14. HILDEBRANDT P, COLLINSON PO, et al. Age-dependent values of N-terminal pro-B-type natriuretic peptide are superior to a single cut-point for ruling out suspected systolic dysfunction in primary care. Eur Heart J. 2010;31:1881-9.

15. BAGGISH AL, VAN KIMMENADE RR, JANUZZI JL Jr. Amino-terminal pro-B-type natriuretic peptide testing and prognosis in patients with acute dyspnea, including those with acute heart failure. Am J Cardiol. 2008;101(Suppl.):49A-55A.

16. MASSON S, LATINI R. Amino-terminal pro-B-type natriuretic peptides and prognosis in chronic heart failure. Am J Cardiol. 2008;101 (Suppl.):56A-60A.

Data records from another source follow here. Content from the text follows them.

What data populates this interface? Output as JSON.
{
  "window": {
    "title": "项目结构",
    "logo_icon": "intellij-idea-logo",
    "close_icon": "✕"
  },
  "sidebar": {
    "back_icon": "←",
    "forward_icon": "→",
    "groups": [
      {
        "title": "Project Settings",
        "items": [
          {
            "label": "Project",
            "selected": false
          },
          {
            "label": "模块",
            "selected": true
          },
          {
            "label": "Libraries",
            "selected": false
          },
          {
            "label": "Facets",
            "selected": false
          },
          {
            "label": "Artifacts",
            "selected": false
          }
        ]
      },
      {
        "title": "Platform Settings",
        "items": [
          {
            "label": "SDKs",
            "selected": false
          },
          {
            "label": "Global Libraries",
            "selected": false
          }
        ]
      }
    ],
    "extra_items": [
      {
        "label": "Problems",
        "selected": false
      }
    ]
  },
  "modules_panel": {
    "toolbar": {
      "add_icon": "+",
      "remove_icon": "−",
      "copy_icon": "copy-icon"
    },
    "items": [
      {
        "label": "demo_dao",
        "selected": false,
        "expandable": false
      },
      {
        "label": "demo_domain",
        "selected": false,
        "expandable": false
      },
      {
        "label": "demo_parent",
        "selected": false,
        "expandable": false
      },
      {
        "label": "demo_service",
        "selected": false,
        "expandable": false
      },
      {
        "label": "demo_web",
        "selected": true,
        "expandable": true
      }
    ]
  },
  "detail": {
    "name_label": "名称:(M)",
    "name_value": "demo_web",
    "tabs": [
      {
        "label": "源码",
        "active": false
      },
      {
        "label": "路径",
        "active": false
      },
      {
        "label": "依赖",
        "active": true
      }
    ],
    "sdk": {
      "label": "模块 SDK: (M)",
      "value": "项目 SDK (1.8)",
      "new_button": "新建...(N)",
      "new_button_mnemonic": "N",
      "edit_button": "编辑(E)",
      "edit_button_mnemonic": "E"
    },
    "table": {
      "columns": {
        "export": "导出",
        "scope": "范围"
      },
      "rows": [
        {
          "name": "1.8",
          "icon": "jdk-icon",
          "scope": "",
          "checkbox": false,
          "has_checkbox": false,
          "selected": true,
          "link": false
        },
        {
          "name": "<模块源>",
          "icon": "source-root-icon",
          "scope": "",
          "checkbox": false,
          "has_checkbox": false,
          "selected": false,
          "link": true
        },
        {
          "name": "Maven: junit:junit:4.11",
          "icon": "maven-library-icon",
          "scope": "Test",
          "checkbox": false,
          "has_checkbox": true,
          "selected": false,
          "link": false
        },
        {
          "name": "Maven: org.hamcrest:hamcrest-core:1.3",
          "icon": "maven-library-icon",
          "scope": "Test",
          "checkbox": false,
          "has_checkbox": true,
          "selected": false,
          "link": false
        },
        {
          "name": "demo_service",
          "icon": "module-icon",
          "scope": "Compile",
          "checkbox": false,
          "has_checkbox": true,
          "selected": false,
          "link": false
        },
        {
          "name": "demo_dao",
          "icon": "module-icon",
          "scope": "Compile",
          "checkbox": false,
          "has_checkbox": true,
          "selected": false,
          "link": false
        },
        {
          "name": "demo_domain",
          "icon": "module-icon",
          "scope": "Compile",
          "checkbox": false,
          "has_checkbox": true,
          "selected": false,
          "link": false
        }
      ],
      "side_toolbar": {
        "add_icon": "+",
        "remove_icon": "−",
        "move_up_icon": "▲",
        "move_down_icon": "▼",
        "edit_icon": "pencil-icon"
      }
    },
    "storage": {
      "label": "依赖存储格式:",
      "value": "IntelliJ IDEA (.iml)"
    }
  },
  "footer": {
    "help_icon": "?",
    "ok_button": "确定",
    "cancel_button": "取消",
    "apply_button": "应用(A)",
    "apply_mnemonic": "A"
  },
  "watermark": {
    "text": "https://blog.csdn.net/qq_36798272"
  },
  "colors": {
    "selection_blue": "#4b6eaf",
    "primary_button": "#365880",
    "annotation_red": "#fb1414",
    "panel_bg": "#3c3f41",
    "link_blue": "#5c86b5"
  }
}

17. OMLAND T, DE LEMOS JA. Amino-terminal pro-B-type natriuretic peptides in stable and unstable ischemic heart disease. Am J Cardiol. 2008;101(Suppl.):61A-6.

18. WEBER M, BAZZINO O, et al. N-terminal B-type natriuretic peptide assessment provides incremental prognostic information in patients with acute coronary syndromes and normal troponin T values upon admission. J Am Coll Cardiol. 2008;51:1188-95.

19. BETTENCOURT P, JANUZZI JL Jr. Amino-terminal pro-Btype natriuretic peptide testing for inpatient monitoring and treatment guidance of acute destabilized heart failure. Am J Cardiol. 2008;101(Suppl.):67A-71A.

20. PORAPAKKHAM P, PORAPAKKHAM P, et al. B-type natriuretic peptide-guided heart failure therapy: A meta-analysis. Arch Intern Med. 2010;170:507-14

Assay

Technical Specifications

AssayReferenceTests per KitCodeTime to ResultsMeasuring Range
VIDAS® NT-proBNP230458
30458-30
60 tests
30 tests
PBN220 minutes15-25,000 pg/mL

BECAUSE IT MAKES SENSE ON VIDAS®